Nell Carter is beside herself.

“I just don’t understand it, Phil,” she says, pulling me aside at a poorly-attended press conference for the Families in Transition Act. “This is not important enough to be on channel two or four or seven? Why aren’t people getting out to promote this bill so these children can receive something? What the fuck is wrong with this country?”

The Families in Transition Act is a bill on the floor of the New York State Legislature that would provide financial assistance to AIDS orphans and enable mothers with AIDS to designate where their children would live in the event of their death. It’s also Nell’s most current AIDS advocacy project.

After recently completing the Broadway run of Annie, Nell sat down with me to discuss her AIDS conspiracy theory, infamous temper tantrum and what Annie and AIDS have in common.

Phil: When did you first become aware of AIDS?

Nell: It was 1978. We had hairdresser on Ain’t Misbehavin’. He was feeling fine. Next thing we know, he was looking tired. He went in the hospital and that week they brought us all in and gave us hepatitis shots because that’s what they said it was. I didn’t know it was AIDS until a year later, when I saw it in other people. It was just part of the business.

And your brother?

In September of 1988, as soon as he found out, he flew to California and lied. He said, “Sis, I have cancer,” and I just looked at him and I knew. There was a bed between us and we started to remake the bed. We didn’t say a word.

When did he die?

In the summer of ’89. The doctor called and said, “Your brother needs you to come down.” I got off the plan, I’m walking down the runway, and my sister meets me and says, “Nell, Bernard’s gone.” The last thing I wanted to do was hug her-because that would mean it was true.  That son of a bitch couldn’t have waited ’til I got there. I went to the morgue and they pulled back the sheet. I started hugging him, and the guard pulled me away and I started fighting with him. Mean. That was the last time I was gonna touch my brother.

The bourgeois side of my family had already decided that the death certificate was going to say: Cancer! A lot of people in Birmingham, Alabama hate me because I’m the one who made it publicly known that he died of AIDS. And if they get this magazine, good.

You volunteer for Project Inform. How did you become involved there?

Bernard had just died. I accepted a date to sing for them so I could tell them how much I hated them. Because my money couldn’t buy a damn cure and there was information out there and none of my “intelligent” friends knew about it. I cursed everyone out. Screaming, throwing things, because I wasn’t told about Project Inform. I could’ve kept him alive! Then I met the staff and these people with AIDS, and I though, maybe this is my way-through my brother-of passing the word on.

What do you like about the group?

The information they distribute can save your life. Shouldn’t you have the right to know about the latest cocktail? How the fuck do you think you got AZT? It was people like Martin Delaney who illegally brought it over! These people saved lives. It’s not the government. Everybody smiles when they say “Clinton” and how much good is happening. Well, shut up! I hate that.

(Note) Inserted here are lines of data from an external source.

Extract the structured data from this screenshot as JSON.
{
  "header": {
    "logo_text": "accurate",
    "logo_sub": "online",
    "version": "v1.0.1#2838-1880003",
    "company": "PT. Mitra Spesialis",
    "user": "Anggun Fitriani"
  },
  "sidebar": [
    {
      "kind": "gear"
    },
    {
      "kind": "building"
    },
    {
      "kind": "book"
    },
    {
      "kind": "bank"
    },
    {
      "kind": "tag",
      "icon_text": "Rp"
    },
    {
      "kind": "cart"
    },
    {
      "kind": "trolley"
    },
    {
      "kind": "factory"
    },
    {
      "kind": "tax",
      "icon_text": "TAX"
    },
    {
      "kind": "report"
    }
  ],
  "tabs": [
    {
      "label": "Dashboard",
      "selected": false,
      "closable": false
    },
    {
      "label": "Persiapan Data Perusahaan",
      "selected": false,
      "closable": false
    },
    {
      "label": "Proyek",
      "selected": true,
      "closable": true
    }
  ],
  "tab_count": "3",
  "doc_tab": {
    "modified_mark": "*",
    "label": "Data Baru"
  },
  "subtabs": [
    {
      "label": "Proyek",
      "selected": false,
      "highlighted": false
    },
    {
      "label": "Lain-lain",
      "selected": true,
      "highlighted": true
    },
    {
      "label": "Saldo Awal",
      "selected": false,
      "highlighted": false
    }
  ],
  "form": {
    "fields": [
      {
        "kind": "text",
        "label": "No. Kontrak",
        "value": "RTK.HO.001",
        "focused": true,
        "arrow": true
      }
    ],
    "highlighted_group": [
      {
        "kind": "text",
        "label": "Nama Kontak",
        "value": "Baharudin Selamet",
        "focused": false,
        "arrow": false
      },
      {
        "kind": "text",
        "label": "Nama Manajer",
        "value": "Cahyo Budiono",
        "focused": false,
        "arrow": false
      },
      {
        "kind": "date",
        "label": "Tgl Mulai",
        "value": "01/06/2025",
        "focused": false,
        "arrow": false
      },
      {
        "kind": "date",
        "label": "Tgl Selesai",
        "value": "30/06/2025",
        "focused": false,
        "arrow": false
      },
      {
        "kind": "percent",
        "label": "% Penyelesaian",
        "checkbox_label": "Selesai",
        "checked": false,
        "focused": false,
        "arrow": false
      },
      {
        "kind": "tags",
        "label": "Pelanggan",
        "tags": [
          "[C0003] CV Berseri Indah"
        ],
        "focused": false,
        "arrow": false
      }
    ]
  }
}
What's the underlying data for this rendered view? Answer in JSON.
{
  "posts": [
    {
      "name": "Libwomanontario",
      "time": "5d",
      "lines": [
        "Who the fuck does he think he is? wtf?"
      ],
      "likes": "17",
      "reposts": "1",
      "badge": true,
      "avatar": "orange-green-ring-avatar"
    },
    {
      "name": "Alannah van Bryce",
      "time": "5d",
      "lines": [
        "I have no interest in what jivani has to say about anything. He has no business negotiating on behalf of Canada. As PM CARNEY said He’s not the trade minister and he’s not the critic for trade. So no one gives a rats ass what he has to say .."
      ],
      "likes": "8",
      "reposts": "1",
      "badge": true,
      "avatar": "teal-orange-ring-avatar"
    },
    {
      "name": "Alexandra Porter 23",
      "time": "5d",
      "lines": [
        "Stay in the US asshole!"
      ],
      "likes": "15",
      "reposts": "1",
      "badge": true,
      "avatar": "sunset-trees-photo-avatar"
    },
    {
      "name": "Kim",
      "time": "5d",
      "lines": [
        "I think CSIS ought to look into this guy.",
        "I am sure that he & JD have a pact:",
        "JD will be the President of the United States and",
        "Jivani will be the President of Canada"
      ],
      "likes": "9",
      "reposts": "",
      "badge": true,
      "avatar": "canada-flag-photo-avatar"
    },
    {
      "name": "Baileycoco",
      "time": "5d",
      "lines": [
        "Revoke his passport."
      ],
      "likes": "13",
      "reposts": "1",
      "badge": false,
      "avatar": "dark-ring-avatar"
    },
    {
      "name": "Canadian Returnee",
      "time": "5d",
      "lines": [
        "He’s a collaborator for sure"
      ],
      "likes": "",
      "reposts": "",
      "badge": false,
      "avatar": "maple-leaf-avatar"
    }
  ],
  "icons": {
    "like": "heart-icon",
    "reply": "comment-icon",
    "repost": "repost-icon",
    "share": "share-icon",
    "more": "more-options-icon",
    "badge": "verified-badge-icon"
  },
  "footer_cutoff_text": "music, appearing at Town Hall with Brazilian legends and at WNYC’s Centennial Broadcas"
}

I think AIDS was man-made. When I was living in Vienna, everybody said it was a disease manufactured by the United States, and I believe it. It wouldn’t be the first time these people have tried to annihilate a whole race. It would be so easy if they could wipe out the homosexuals and blacks.

So you see AIDS as an issue of race?

The cases that are most prevalent right now, from what I understand, are in young black women. What bothers me is when you hear it on the news or see it printed, there isn’t a comma between blacks and the sharing of needles.

You used to sing in the Continental Baths in New York City. Bette Midler, who also performed there, has said that she feels remorse for what she sees as advocating the spread of the disease.

I can sympathize with her feelings. But it was spread in other places too, in heterosexual places. I feel remorse for anyone who’s not here. But I have to admit that it was exciting, in a way, to feel free to do that.

Do you think some stars exploit AIDS?

God, yes! To push their new album and all this stuff. I hate being introduced as the star of Annie when I’m out doin’ stuff for AIDS. Annie has nothing to do with this. Nothing!